» Component data from apps and pages:
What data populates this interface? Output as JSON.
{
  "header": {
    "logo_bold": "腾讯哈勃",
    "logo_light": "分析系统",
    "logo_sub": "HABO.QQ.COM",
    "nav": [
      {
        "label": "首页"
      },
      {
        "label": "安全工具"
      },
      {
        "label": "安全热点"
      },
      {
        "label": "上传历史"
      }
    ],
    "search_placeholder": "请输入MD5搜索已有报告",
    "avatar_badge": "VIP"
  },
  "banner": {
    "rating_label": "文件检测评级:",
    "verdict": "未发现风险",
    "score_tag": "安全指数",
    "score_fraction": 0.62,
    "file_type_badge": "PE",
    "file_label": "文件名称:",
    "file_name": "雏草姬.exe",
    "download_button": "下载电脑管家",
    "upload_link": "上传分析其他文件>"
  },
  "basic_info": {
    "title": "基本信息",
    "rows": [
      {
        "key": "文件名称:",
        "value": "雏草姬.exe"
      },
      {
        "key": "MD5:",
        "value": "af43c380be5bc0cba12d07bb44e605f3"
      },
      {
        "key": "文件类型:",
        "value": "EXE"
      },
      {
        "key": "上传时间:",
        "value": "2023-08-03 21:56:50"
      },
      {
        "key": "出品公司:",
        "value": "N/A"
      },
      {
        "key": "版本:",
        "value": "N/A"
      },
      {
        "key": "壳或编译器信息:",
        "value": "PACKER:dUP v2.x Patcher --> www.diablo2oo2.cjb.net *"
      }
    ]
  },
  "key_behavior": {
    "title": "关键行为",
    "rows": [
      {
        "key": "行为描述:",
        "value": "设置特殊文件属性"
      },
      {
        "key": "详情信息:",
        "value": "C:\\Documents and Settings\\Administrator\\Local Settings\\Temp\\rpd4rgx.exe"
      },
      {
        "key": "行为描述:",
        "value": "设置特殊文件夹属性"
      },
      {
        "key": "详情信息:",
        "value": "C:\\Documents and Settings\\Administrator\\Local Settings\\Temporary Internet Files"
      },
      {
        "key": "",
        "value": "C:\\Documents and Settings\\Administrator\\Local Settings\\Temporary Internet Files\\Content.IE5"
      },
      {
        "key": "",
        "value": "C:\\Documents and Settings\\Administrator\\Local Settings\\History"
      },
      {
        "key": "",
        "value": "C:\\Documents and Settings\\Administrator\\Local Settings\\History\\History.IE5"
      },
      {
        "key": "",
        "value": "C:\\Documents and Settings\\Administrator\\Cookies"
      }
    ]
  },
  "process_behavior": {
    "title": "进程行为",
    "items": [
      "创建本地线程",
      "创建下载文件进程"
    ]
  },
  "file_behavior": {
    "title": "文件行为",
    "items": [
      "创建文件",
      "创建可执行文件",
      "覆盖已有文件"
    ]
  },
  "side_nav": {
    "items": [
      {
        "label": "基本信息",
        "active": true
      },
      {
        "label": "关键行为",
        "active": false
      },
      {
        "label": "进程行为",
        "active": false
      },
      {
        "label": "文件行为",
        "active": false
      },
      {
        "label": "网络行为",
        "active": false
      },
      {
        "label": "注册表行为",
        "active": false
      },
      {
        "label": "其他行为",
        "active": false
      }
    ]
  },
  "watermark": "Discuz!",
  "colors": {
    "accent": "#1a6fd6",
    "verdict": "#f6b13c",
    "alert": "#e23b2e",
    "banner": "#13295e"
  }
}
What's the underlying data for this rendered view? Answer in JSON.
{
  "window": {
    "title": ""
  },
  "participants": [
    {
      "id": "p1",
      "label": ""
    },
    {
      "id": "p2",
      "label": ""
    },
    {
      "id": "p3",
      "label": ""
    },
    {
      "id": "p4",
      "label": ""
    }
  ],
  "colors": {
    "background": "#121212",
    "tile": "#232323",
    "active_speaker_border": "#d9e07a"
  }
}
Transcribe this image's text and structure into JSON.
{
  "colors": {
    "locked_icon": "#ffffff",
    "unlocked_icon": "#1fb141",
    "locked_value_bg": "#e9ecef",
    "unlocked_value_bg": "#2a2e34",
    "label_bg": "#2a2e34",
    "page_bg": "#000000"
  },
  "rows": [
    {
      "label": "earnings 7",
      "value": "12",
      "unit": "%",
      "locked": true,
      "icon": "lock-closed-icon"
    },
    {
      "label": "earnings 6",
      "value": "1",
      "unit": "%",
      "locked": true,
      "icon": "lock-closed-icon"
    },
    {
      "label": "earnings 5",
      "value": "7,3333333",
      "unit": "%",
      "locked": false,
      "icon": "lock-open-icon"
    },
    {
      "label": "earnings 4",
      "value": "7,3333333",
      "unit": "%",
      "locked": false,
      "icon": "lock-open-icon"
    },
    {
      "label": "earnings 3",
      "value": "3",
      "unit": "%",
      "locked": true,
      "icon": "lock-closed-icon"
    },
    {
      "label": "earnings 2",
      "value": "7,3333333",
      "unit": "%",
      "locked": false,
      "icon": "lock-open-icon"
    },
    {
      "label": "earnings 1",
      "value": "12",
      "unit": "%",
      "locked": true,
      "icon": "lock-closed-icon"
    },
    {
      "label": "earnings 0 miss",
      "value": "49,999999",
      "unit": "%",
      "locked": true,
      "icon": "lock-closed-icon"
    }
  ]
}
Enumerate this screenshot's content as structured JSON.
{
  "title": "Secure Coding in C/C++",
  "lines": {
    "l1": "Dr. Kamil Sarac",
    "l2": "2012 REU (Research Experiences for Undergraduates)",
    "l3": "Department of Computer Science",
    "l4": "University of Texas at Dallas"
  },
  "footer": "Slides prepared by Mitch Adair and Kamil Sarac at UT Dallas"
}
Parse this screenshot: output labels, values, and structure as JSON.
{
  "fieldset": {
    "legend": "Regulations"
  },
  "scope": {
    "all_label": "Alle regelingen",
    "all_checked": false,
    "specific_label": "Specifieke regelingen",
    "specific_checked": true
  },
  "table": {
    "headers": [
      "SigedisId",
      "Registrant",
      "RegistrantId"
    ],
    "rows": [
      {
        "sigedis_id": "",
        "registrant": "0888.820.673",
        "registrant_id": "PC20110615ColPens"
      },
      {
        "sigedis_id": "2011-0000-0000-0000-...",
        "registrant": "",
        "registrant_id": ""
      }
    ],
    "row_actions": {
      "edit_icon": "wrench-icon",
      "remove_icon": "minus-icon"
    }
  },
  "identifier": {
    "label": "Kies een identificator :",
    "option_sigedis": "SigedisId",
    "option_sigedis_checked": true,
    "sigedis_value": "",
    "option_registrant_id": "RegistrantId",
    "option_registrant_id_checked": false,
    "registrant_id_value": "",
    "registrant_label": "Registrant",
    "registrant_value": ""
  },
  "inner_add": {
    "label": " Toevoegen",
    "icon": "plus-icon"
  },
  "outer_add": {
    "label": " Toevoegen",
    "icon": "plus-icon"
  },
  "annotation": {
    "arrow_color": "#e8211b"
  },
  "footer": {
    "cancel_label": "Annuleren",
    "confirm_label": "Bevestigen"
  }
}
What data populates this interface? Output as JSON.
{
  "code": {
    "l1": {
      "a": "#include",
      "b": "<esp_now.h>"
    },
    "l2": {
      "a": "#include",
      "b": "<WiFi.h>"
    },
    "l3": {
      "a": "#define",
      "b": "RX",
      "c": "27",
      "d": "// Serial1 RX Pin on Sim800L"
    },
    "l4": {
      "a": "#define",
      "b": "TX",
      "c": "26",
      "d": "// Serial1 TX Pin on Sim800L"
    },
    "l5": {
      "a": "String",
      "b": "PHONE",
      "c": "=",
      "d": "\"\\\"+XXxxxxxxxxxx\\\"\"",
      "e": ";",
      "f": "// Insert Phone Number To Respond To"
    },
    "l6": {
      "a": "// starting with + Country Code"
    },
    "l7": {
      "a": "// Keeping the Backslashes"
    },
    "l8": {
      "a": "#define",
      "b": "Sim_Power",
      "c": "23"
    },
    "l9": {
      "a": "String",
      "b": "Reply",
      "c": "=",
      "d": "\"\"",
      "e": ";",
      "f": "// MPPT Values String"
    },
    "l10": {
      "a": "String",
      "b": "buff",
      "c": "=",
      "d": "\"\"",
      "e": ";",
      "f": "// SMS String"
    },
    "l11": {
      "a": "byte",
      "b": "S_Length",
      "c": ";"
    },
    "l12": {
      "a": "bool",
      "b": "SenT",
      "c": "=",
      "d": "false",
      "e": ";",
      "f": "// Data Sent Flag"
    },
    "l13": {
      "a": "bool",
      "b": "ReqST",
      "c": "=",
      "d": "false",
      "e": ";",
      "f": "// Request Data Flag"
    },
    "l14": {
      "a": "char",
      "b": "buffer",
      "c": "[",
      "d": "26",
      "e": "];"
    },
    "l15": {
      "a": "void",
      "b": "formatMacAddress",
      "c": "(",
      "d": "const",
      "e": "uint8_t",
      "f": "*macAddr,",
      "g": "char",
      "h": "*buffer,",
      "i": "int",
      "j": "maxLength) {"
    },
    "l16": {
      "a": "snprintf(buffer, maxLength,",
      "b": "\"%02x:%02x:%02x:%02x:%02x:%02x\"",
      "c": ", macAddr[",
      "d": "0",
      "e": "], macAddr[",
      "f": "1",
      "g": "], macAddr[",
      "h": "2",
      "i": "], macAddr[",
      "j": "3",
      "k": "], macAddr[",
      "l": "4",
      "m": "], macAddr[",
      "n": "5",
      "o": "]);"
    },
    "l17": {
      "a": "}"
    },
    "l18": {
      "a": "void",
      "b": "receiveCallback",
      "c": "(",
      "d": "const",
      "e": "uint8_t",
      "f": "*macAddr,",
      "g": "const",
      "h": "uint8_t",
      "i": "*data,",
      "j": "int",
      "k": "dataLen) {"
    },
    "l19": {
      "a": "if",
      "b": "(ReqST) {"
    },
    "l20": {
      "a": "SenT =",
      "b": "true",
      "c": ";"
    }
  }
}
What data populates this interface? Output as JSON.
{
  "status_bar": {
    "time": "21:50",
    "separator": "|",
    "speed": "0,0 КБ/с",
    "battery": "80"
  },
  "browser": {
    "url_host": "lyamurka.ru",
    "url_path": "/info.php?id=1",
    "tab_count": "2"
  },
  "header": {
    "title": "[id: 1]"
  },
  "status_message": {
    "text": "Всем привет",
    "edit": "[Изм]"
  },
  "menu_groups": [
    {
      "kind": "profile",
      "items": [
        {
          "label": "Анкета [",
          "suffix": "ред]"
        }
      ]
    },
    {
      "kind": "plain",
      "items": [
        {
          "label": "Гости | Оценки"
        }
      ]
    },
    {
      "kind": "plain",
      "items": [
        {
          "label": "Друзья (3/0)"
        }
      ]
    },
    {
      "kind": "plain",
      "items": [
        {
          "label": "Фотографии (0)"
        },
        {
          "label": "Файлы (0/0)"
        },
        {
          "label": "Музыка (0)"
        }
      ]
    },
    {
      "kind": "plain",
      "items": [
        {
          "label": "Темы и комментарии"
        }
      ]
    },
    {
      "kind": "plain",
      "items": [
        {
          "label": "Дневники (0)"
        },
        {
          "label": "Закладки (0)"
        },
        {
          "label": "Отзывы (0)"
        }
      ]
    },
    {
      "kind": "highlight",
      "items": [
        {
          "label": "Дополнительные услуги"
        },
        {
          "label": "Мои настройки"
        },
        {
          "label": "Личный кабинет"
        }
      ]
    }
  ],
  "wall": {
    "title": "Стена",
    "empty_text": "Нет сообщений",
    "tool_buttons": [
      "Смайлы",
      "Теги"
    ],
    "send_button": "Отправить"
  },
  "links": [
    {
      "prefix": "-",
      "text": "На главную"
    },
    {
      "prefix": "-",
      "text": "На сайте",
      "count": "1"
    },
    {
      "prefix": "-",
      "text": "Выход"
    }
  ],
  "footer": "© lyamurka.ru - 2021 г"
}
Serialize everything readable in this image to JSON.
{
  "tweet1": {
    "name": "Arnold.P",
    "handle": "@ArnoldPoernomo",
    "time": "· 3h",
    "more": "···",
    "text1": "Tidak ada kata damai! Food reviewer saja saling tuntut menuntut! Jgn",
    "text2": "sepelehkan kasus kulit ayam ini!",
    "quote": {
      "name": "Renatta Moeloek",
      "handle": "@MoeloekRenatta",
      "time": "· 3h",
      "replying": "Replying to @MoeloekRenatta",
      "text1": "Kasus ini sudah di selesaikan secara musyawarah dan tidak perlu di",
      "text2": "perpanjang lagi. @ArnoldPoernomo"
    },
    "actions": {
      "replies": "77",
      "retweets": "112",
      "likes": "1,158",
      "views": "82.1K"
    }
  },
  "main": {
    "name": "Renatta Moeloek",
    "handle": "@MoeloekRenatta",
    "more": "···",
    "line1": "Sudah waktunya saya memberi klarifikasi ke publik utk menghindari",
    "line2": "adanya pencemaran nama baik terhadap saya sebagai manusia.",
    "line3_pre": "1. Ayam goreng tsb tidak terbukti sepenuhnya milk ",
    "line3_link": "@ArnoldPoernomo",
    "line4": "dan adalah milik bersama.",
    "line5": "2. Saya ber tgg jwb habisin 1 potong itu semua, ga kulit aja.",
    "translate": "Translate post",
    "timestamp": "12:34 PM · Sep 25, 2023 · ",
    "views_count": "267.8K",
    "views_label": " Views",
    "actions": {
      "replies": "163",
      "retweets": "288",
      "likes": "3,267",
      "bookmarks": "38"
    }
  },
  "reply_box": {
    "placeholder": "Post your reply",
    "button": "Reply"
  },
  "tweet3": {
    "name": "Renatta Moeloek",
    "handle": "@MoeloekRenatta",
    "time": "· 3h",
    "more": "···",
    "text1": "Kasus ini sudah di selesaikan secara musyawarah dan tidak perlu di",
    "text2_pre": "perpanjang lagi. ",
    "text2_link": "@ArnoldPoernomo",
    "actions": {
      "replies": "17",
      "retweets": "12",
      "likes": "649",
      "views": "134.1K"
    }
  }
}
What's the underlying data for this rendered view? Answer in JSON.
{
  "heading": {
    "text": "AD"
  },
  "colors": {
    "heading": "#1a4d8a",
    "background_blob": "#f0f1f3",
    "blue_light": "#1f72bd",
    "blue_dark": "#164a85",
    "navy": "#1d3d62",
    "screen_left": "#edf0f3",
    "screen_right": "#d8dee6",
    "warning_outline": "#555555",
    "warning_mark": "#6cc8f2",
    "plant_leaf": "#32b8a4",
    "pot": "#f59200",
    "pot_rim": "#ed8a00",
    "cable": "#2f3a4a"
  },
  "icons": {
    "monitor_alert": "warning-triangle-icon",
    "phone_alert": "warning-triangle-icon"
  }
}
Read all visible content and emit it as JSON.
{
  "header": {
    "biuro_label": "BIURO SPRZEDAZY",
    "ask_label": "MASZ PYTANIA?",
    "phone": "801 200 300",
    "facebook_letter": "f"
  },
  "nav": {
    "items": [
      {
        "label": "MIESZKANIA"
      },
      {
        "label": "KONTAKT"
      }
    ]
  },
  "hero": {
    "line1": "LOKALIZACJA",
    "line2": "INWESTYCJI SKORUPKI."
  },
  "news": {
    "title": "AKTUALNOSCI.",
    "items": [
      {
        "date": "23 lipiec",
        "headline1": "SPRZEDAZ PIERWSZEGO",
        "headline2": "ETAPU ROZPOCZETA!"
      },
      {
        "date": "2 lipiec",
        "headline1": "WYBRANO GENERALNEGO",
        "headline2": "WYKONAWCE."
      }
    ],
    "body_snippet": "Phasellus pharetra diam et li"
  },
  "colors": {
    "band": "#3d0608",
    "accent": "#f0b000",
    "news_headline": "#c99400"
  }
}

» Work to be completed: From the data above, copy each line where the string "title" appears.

» Exercise output:
    "title": "基本信息",
    "title": "关键行为",
    "title": "进程行为",
    "title": "文件行为",
    "title": ""
  "title": "Secure Coding in C/C++",
    "title": "[id: 1]"
    "title": "Стена",
    "title": "AKTUALNOSCI.",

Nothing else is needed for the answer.